[HOW TO COMPLETE THIS TASK]
Every entry should be repeated exactly. Omit the pictures.

[DATA EXTRACT]
* * *

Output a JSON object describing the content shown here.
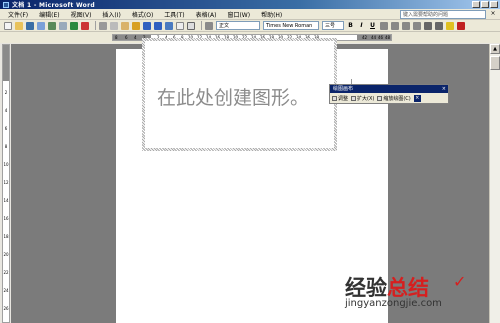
{
  "window": {
    "title": "文档 1 - Microsoft Word"
  },
  "menu": {
    "items": [
      "文件(F)",
      "编辑(E)",
      "视图(V)",
      "插入(I)",
      "格式(O)",
      "工具(T)",
      "表格(A)",
      "窗口(W)",
      "帮助(H)"
    ],
    "help_placeholder": "键入需要帮助的问题",
    "close_glyph": "×"
  },
  "toolbar": {
    "style": "正文",
    "font": "Times New Roman",
    "size": "三号",
    "bold": "B",
    "italic": "I",
    "underline": "U"
  },
  "ruler": {
    "ticks": [
      "8",
      "6",
      "4",
      "2",
      "2",
      "4",
      "6",
      "8",
      "10",
      "12",
      "14",
      "16",
      "18",
      "20",
      "22",
      "24",
      "26",
      "28",
      "30",
      "32",
      "34",
      "36",
      "38",
      "42",
      "44",
      "46",
      "48"
    ],
    "vticks": [
      "2",
      "4",
      "6",
      "8",
      "10",
      "12",
      "14",
      "16",
      "18",
      "20",
      "22",
      "24",
      "26"
    ]
  },
  "canvas": {
    "placeholder": "在此处创建图形。"
  },
  "canvas_toolbar": {
    "title": "绘图画布",
    "close_glyph": "×",
    "buttons": [
      "调整",
      "扩大(X)",
      "缩放绘图(C)"
    ]
  },
  "watermark": {
    "part1": "经验",
    "part2": "总结",
    "check": "✓",
    "url": "jingyanzongjie.com"
  },
  "colors": {
    "titlebar": "#0a246a",
    "canvas_text": "#8c8c8c",
    "watermark_red": "#d61f1f"
  }
}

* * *

[TASK SOLUTION]
Output a JSON object describing the content shown here.
{
  "window": {
    "title": "文档 1 - Microsoft Word"
  },
  "menu": {
    "items": [
      "文件(F)",
      "编辑(E)",
      "视图(V)",
      "插入(I)",
      "格式(O)",
      "工具(T)",
      "表格(A)",
      "窗口(W)",
      "帮助(H)"
    ],
    "help_placeholder": "键入需要帮助的问题",
    "close_glyph": "×"
  },
  "toolbar": {
    "style": "正文",
    "font": "Times New Roman",
    "size": "三号",
    "bold": "B",
    "italic": "I",
    "underline": "U"
  },
  "ruler": {
    "ticks": [
      "8",
      "6",
      "4",
      "2",
      "2",
      "4",
      "6",
      "8",
      "10",
      "12",
      "14",
      "16",
      "18",
      "20",
      "22",
      "24",
      "26",
      "28",
      "30",
      "32",
      "34",
      "36",
      "38",
      "42",
      "44",
      "46",
      "48"
    ],
    "vticks": [
      "2",
      "4",
      "6",
      "8",
      "10",
      "12",
      "14",
      "16",
      "18",
      "20",
      "22",
      "24",
      "26"
    ]
  },
  "canvas": {
    "placeholder": "在此处创建图形。"
  },
  "canvas_toolbar": {
    "title": "绘图画布",
    "close_glyph": "×",
    "buttons": [
      "调整",
      "扩大(X)",
      "缩放绘图(C)"
    ]
  },
  "watermark": {
    "part1": "经验",
    "part2": "总结",
    "check": "✓",
    "url": "jingyanzongjie.com"
  },
  "colors": {
    "titlebar": "#0a246a",
    "canvas_text": "#8c8c8c",
    "watermark_red": "#d61f1f"
  }
}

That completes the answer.